[The data]
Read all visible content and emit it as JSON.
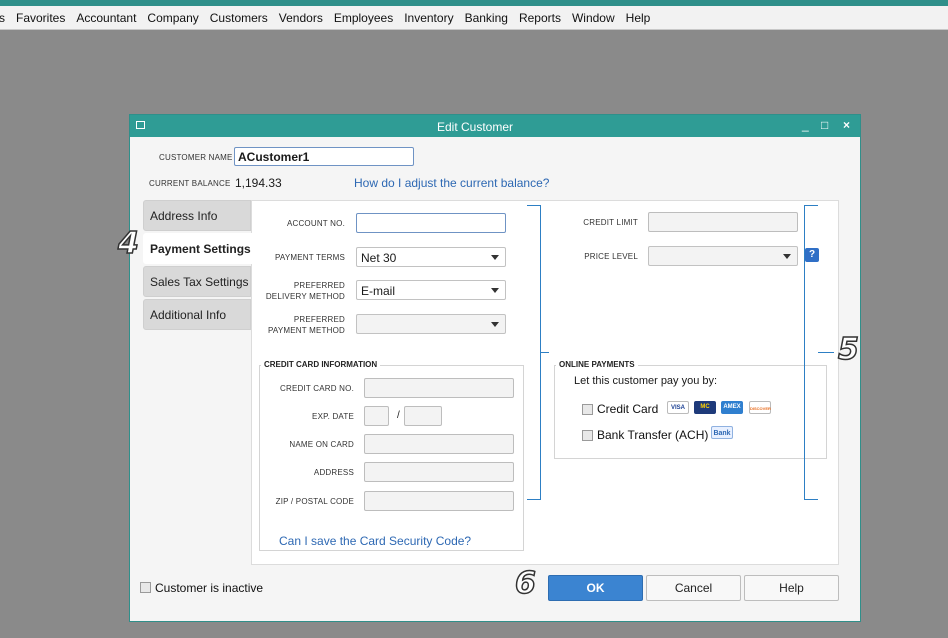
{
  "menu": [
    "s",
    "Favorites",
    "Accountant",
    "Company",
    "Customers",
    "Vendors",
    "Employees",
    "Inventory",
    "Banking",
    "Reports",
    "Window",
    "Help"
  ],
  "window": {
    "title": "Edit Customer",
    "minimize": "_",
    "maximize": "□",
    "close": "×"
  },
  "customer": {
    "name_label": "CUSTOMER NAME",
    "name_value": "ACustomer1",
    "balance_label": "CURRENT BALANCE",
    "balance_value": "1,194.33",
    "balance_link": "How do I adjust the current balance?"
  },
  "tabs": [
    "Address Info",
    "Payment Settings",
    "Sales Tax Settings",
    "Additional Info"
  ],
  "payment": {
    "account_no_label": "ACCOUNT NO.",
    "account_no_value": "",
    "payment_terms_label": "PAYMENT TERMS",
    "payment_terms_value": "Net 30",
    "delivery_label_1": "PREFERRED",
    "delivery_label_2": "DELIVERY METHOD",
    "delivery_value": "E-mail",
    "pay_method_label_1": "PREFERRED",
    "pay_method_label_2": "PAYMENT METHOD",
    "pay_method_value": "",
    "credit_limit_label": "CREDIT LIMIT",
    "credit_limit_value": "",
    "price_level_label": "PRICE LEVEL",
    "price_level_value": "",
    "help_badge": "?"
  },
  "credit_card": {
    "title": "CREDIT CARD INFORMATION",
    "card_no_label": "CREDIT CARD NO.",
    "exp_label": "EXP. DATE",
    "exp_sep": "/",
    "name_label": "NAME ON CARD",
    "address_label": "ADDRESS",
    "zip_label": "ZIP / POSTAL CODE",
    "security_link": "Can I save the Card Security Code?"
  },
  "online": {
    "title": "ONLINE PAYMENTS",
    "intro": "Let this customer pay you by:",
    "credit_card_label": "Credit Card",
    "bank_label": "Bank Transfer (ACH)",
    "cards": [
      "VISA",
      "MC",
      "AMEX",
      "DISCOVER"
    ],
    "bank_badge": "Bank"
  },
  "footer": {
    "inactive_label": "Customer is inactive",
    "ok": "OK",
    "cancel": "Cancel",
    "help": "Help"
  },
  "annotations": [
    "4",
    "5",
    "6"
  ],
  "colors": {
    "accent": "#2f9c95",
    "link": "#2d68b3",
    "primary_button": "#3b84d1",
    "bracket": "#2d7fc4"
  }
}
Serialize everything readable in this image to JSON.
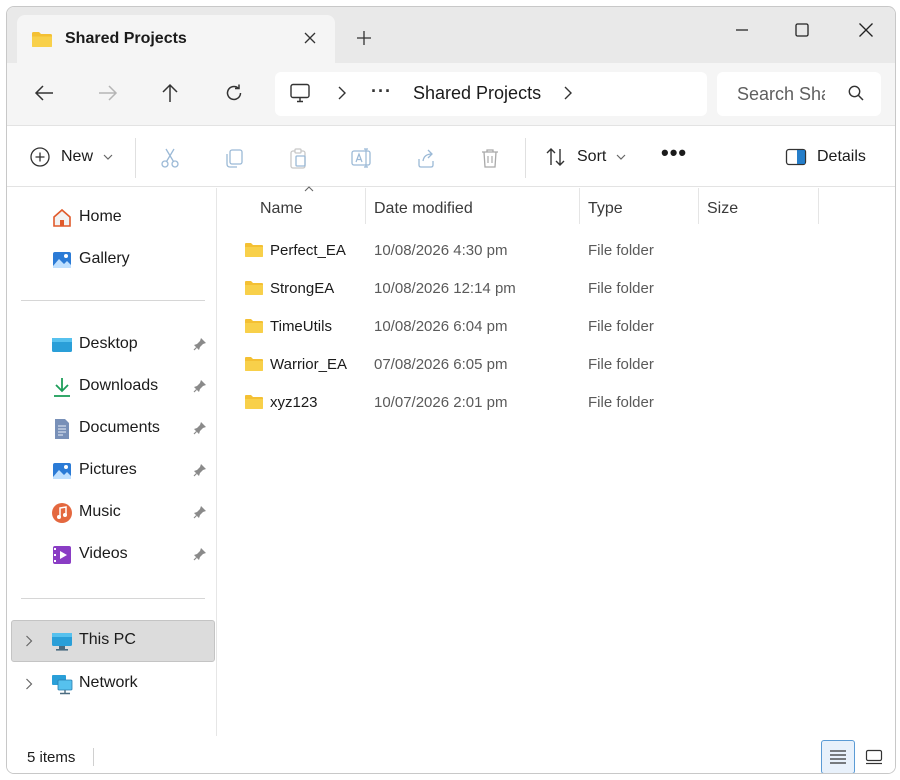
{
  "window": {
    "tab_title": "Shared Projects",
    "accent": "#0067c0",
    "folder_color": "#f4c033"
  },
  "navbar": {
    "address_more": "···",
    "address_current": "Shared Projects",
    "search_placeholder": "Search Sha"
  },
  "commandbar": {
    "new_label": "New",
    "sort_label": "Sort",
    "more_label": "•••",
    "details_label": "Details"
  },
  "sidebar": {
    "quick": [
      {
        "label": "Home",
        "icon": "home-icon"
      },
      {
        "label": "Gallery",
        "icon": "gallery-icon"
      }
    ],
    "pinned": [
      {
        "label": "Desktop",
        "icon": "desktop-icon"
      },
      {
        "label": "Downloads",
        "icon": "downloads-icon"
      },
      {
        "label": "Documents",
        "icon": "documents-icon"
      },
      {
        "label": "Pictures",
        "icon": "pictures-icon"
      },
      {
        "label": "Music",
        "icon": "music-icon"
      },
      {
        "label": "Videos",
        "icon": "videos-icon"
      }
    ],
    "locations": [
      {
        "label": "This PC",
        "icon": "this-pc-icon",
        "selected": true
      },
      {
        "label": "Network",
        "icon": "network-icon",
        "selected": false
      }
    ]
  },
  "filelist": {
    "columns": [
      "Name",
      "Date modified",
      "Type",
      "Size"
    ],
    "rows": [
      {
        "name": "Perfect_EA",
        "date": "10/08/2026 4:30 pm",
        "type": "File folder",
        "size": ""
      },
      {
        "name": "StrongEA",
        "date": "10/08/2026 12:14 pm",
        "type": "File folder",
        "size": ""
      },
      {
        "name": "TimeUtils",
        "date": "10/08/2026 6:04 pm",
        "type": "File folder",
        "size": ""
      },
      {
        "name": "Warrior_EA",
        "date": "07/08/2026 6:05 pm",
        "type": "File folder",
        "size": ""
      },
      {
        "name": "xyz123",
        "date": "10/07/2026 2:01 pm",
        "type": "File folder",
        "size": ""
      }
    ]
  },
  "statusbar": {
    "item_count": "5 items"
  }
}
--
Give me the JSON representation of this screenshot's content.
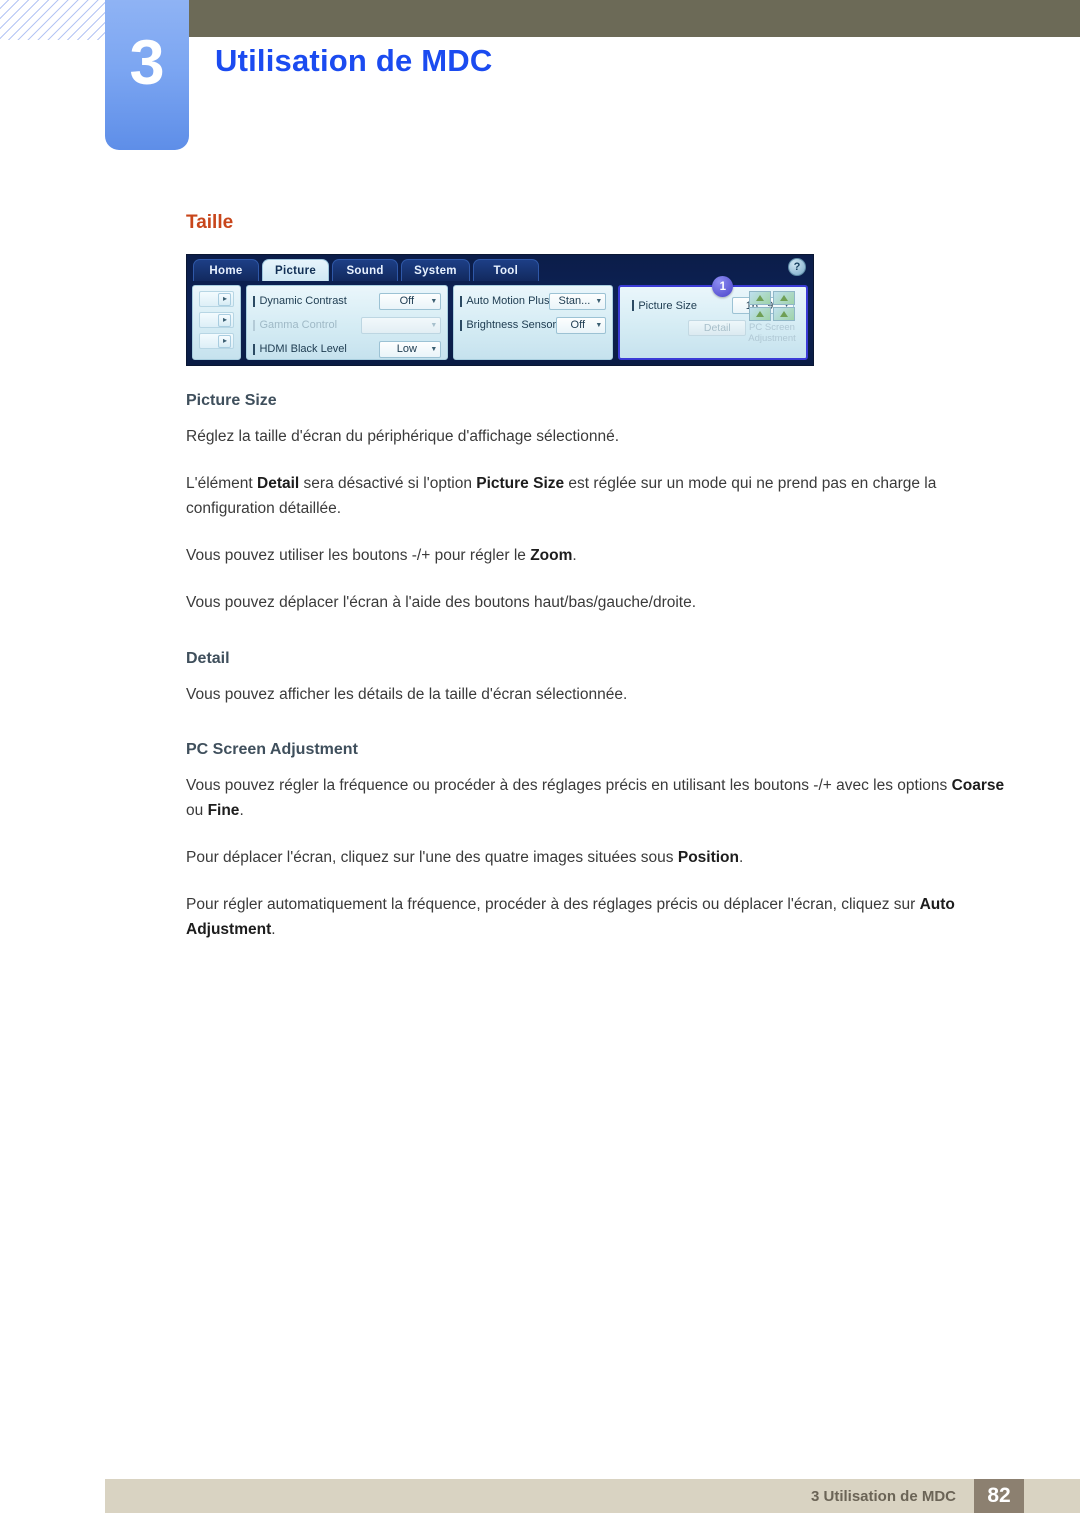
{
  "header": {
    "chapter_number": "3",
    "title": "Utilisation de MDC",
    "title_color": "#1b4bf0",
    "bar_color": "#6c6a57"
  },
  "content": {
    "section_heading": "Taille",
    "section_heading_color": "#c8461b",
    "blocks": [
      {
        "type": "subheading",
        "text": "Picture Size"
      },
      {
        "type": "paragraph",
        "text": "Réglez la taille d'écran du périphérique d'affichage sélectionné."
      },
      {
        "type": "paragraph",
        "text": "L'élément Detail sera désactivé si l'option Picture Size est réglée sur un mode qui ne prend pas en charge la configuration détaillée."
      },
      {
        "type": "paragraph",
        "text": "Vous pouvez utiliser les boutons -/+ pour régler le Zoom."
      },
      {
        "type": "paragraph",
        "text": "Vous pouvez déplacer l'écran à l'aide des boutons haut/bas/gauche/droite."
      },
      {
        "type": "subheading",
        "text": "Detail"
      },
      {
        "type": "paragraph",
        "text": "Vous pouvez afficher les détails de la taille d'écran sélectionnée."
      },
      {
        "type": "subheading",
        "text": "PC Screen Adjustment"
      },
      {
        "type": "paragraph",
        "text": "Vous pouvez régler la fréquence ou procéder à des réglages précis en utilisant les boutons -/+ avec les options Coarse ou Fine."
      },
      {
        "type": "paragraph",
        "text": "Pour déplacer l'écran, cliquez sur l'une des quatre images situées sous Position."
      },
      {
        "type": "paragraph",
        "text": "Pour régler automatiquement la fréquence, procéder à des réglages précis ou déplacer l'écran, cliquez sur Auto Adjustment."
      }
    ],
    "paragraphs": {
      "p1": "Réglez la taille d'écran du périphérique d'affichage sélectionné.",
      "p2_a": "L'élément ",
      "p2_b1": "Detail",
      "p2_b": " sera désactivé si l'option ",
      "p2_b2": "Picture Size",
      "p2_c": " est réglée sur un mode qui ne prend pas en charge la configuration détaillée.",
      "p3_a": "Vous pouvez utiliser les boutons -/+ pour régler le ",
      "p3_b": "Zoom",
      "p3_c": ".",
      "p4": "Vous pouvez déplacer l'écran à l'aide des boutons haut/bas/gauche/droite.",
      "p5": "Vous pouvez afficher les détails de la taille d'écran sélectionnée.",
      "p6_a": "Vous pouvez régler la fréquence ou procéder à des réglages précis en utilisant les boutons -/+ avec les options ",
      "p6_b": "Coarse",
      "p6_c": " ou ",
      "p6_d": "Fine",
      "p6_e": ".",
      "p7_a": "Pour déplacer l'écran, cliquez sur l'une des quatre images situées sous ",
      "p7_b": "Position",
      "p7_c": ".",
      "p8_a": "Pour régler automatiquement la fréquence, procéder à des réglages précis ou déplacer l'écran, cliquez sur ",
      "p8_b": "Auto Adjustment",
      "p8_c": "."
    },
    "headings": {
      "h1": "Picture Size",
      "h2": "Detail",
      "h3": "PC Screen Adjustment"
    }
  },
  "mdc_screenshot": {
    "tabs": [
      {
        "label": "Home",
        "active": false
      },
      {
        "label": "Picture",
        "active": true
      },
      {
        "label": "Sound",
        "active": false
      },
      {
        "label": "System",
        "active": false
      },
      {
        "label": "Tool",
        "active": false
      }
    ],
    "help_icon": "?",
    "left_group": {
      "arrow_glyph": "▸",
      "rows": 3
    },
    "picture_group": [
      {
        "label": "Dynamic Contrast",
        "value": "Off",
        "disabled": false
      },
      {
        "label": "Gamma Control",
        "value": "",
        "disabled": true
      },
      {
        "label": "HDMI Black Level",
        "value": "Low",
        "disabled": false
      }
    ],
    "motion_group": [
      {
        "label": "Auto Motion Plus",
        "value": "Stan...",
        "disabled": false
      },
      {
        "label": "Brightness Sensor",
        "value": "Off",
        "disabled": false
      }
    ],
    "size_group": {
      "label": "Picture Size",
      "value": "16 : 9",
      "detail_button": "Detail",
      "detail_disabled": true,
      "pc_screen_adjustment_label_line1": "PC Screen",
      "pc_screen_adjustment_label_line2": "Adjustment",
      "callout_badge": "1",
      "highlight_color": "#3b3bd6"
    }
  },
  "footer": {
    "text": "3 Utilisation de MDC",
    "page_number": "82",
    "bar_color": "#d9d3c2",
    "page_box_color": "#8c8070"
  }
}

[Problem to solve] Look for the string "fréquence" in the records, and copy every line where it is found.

[Exercise response]
        "text": "Vous pouvez régler la fréquence ou procéder à des réglages précis en utilisant les boutons -/+ avec les options Coarse ou Fine."
        "text": "Pour régler automatiquement la fréquence, procéder à des réglages précis ou déplacer l'écran, cliquez sur Auto Adjustment."
      "p6_a": "Vous pouvez régler la fréquence ou procéder à des réglages précis en utilisant les boutons -/+ avec les options ",
      "p8_a": "Pour régler automatiquement la fréquence, procéder à des réglages précis ou déplacer l'écran, cliquez sur ",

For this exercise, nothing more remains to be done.